_Assigned task_
Each entry that follows is to be duplicated exactly, without its images.

#### Data section

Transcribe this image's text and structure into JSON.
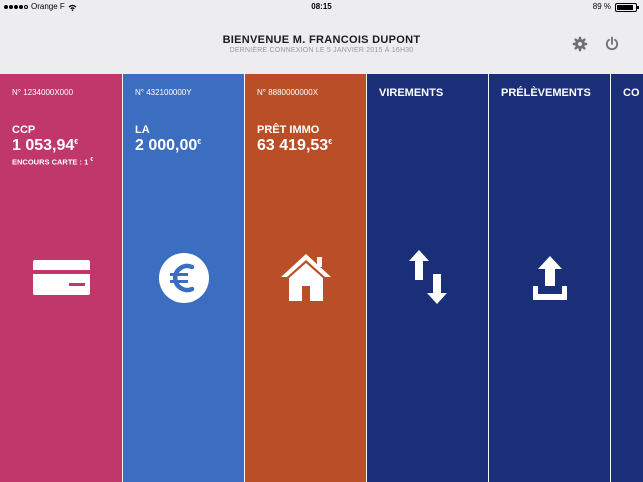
{
  "status_bar": {
    "carrier": "Orange F",
    "time": "08:15",
    "battery": "89 %",
    "battery_level": 0.89
  },
  "header": {
    "title": "BIENVENUE M. FRANCOIS DUPONT",
    "subtitle": "DERNIÈRE CONNEXION LE 5 JANVIER 2015 À 16H30"
  },
  "accounts": [
    {
      "number": "N° 1234000X000",
      "name": "CCP",
      "amount": "1 053,94",
      "currency": "€",
      "encours": "ENCOURS CARTE : 1",
      "encours_currency": "€",
      "icon": "credit-card-icon",
      "color": "#c0376c"
    },
    {
      "number": "N° 432100000Y",
      "name": "LA",
      "amount": "2 000,00",
      "currency": "€",
      "icon": "euro-icon",
      "color": "#3b6ec0"
    },
    {
      "number": "N° 8880000000X",
      "name": "PRÊT IMMO",
      "amount": "63 419,53",
      "currency": "€",
      "icon": "home-icon",
      "color": "#b94e27"
    }
  ],
  "actions": [
    {
      "label": "VIREMENTS",
      "icon": "transfer-arrows-icon",
      "color": "#1a2f78"
    },
    {
      "label": "PRÉLÈVEMENTS",
      "icon": "upload-icon",
      "color": "#1a2f78"
    },
    {
      "label": "CO",
      "color": "#1a2f78"
    }
  ]
}
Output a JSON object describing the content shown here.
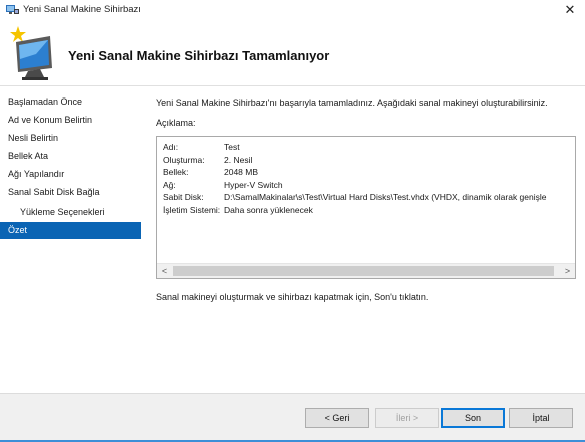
{
  "window": {
    "title": "Yeni Sanal Makine Sihirbazı",
    "close_glyph": "✕"
  },
  "header": {
    "title": "Yeni Sanal Makine Sihirbazı Tamamlanıyor",
    "icon": "wizard-monitor-icon"
  },
  "sidebar": {
    "items": [
      {
        "label": "Başlamadan Önce",
        "active": false,
        "sub": false
      },
      {
        "label": "Ad ve Konum Belirtin",
        "active": false,
        "sub": false
      },
      {
        "label": "Nesli Belirtin",
        "active": false,
        "sub": false
      },
      {
        "label": "Bellek Ata",
        "active": false,
        "sub": false
      },
      {
        "label": "Ağı Yapılandır",
        "active": false,
        "sub": false
      },
      {
        "label": "Sanal Sabit Disk Bağla",
        "active": false,
        "sub": false
      },
      {
        "label": "Yükleme Seçenekleri",
        "active": false,
        "sub": true
      },
      {
        "label": "Özet",
        "active": true,
        "sub": false
      }
    ]
  },
  "main": {
    "intro": "Yeni Sanal Makine Sihirbazı'nı başarıyla tamamladınız. Aşağıdaki sanal makineyi oluşturabilirsiniz.",
    "description_label": "Açıklama:",
    "details": [
      {
        "key": "Adı:",
        "value": "Test"
      },
      {
        "key": "Oluşturma:",
        "value": "2. Nesil"
      },
      {
        "key": "Bellek:",
        "value": "2048 MB"
      },
      {
        "key": "Ağ:",
        "value": "Hyper-V Switch"
      },
      {
        "key": "Sabit Disk:",
        "value": "D:\\SamalMakinalar\\s\\Test\\Virtual Hard Disks\\Test.vhdx (VHDX, dinamik olarak genişle"
      },
      {
        "key": "İşletim Sistemi:",
        "value": "Daha sonra yüklenecek"
      }
    ],
    "scroll_left": "<",
    "scroll_right": ">",
    "footer_note": "Sanal makineyi oluşturmak ve sihirbazı kapatmak için, Son'u tıklatın."
  },
  "buttons": {
    "back": "< Geri",
    "next": "İleri >",
    "finish": "Son",
    "cancel": "İptal"
  },
  "colors": {
    "accent": "#0a64b4",
    "active_text": "#ffffff",
    "bottom_bar": "#f0f0f0"
  }
}
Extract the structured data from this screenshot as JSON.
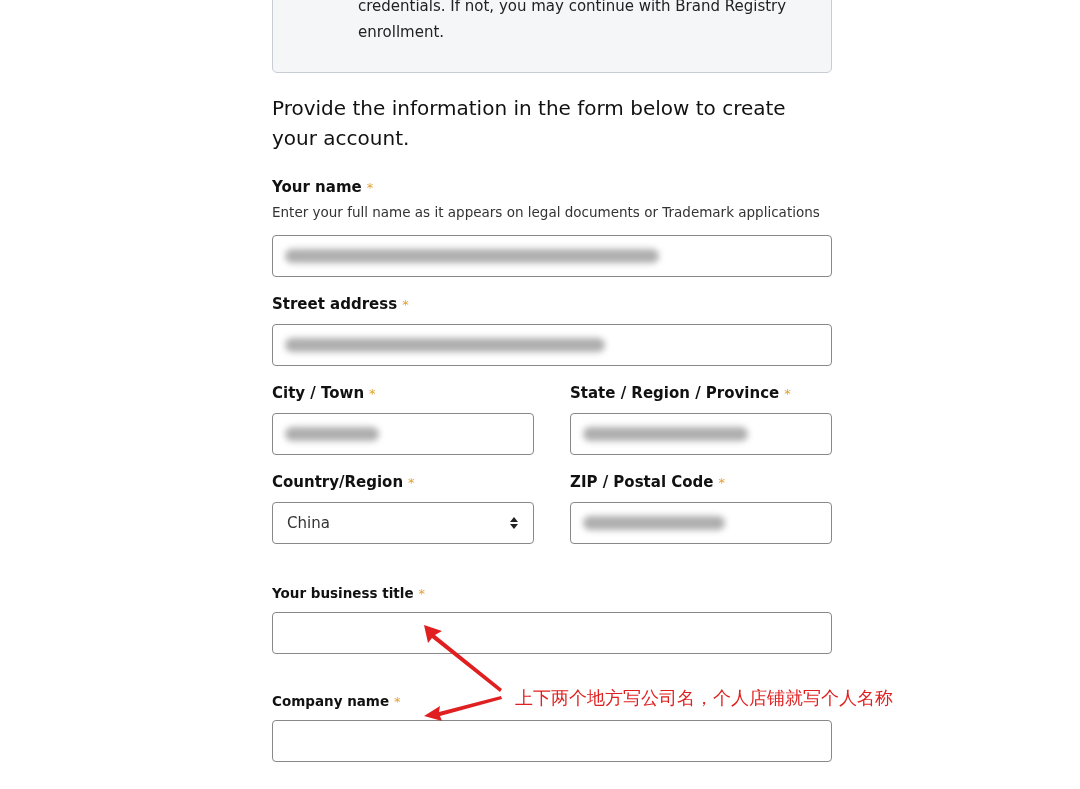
{
  "notice": {
    "text": "credentials. If not, you may continue with Brand Registry enrollment."
  },
  "heading": "Provide the information in the form below to create your account.",
  "rows": [
    {
      "kind": "primary",
      "fields": [
        {
          "label": "Your name",
          "required_mark": "*",
          "hint": "Enter your full name as it appears on legal documents or Trademark applications",
          "kind": "text",
          "filled": true
        }
      ]
    },
    {
      "kind": "primary",
      "fields": [
        {
          "label": "Street address",
          "required_mark": "*",
          "kind": "text",
          "filled": true
        }
      ]
    },
    {
      "kind": "primary",
      "fields": [
        {
          "label": "City / Town",
          "required_mark": "*",
          "kind": "text",
          "filled": true
        },
        {
          "label": "State / Region / Province",
          "required_mark": "*",
          "kind": "text",
          "filled": true
        }
      ]
    },
    {
      "kind": "primary",
      "fields": [
        {
          "label": "Country/Region",
          "required_mark": "*",
          "kind": "select",
          "value": "China"
        },
        {
          "label": "ZIP / Postal Code",
          "required_mark": "*",
          "kind": "text",
          "filled": true
        }
      ]
    },
    {
      "kind": "secondary",
      "fields": [
        {
          "label": "Your business title",
          "required_mark": "*",
          "kind": "text",
          "filled": false
        }
      ]
    },
    {
      "kind": "secondary",
      "fields": [
        {
          "label": "Company name",
          "required_mark": "*",
          "kind": "text",
          "filled": false
        }
      ]
    }
  ],
  "annotation": {
    "text": "上下两个地方写公司名，个人店铺就写个人名称"
  }
}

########

_Final answer_
Transcribe this image's text and structure into JSON.
{
  "status_bar": {
    "carrier": "Orange F",
    "time": "08:15",
    "battery": "89 %",
    "battery_level": 0.89
  },
  "header": {
    "title": "BIENVENUE M. FRANCOIS DUPONT",
    "subtitle": "DERNIÈRE CONNEXION LE 5 JANVIER 2015 À 16H30"
  },
  "accounts": [
    {
      "number": "N° 1234000X000",
      "name": "CCP",
      "amount": "1 053,94",
      "currency": "€",
      "encours": "ENCOURS CARTE : 1",
      "encours_currency": "€",
      "icon": "credit-card-icon",
      "color": "#c0376c"
    },
    {
      "number": "N° 432100000Y",
      "name": "LA",
      "amount": "2 000,00",
      "currency": "€",
      "icon": "euro-icon",
      "color": "#3b6ec0"
    },
    {
      "number": "N° 8880000000X",
      "name": "PRÊT IMMO",
      "amount": "63 419,53",
      "currency": "€",
      "icon": "home-icon",
      "color": "#b94e27"
    }
  ],
  "actions": [
    {
      "label": "VIREMENTS",
      "icon": "transfer-arrows-icon",
      "color": "#1a2f78"
    },
    {
      "label": "PRÉLÈVEMENTS",
      "icon": "upload-icon",
      "color": "#1a2f78"
    },
    {
      "label": "CO",
      "color": "#1a2f78"
    }
  ]
}
Output a JSON object describing the content shown here.
{
  "window": {
    "title": "Yeni Sanal Makine Sihirbazı",
    "close_glyph": "✕"
  },
  "header": {
    "title": "Yeni Sanal Makine Sihirbazı Tamamlanıyor",
    "icon": "wizard-monitor-icon"
  },
  "sidebar": {
    "items": [
      {
        "label": "Başlamadan Önce",
        "active": false,
        "sub": false
      },
      {
        "label": "Ad ve Konum Belirtin",
        "active": false,
        "sub": false
      },
      {
        "label": "Nesli Belirtin",
        "active": false,
        "sub": false
      },
      {
        "label": "Bellek Ata",
        "active": false,
        "sub": false
      },
      {
        "label": "Ağı Yapılandır",
        "active": false,
        "sub": false
      },
      {
        "label": "Sanal Sabit Disk Bağla",
        "active": false,
        "sub": false
      },
      {
        "label": "Yükleme Seçenekleri",
        "active": false,
        "sub": true
      },
      {
        "label": "Özet",
        "active": true,
        "sub": false
      }
    ]
  },
  "main": {
    "intro": "Yeni Sanal Makine Sihirbazı'nı başarıyla tamamladınız. Aşağıdaki sanal makineyi oluşturabilirsiniz.",
    "description_label": "Açıklama:",
    "details": [
      {
        "key": "Adı:",
        "value": "Test"
      },
      {
        "key": "Oluşturma:",
        "value": "2. Nesil"
      },
      {
        "key": "Bellek:",
        "value": "2048 MB"
      },
      {
        "key": "Ağ:",
        "value": "Hyper-V Switch"
      },
      {
        "key": "Sabit Disk:",
        "value": "D:\\SamalMakinalar\\s\\Test\\Virtual Hard Disks\\Test.vhdx (VHDX, dinamik olarak genişle"
      },
      {
        "key": "İşletim Sistemi:",
        "value": "Daha sonra yüklenecek"
      }
    ],
    "scroll_left": "<",
    "scroll_right": ">",
    "footer_note": "Sanal makineyi oluşturmak ve sihirbazı kapatmak için, Son'u tıklatın."
  },
  "buttons": {
    "back": "< Geri",
    "next": "İleri >",
    "finish": "Son",
    "cancel": "İptal"
  },
  "colors": {
    "accent": "#0a64b4",
    "active_text": "#ffffff",
    "bottom_bar": "#f0f0f0"
  }
}
Extract the structured data from this screenshot as JSON.
{
  "notice": {
    "text": "credentials. If not, you may continue with Brand Registry enrollment."
  },
  "heading": "Provide the information in the form below to create your account.",
  "rows": [
    {
      "kind": "primary",
      "fields": [
        {
          "label": "Your name",
          "required_mark": "*",
          "hint": "Enter your full name as it appears on legal documents or Trademark applications",
          "kind": "text",
          "filled": true
        }
      ]
    },
    {
      "kind": "primary",
      "fields": [
        {
          "label": "Street address",
          "required_mark": "*",
          "kind": "text",
          "filled": true
        }
      ]
    },
    {
      "kind": "primary",
      "fields": [
        {
          "label": "City / Town",
          "required_mark": "*",
          "kind": "text",
          "filled": true
        },
        {
          "label": "State / Region / Province",
          "required_mark": "*",
          "kind": "text",
          "filled": true
        }
      ]
    },
    {
      "kind": "primary",
      "fields": [
        {
          "label": "Country/Region",
          "required_mark": "*",
          "kind": "select",
          "value": "China"
        },
        {
          "label": "ZIP / Postal Code",
          "required_mark": "*",
          "kind": "text",
          "filled": true
        }
      ]
    },
    {
      "kind": "secondary",
      "fields": [
        {
          "label": "Your business title",
          "required_mark": "*",
          "kind": "text",
          "filled": false
        }
      ]
    },
    {
      "kind": "secondary",
      "fields": [
        {
          "label": "Company name",
          "required_mark": "*",
          "kind": "text",
          "filled": false
        }
      ]
    }
  ],
  "annotation": {
    "text": "上下两个地方写公司名，个人店铺就写个人名称"
  }
}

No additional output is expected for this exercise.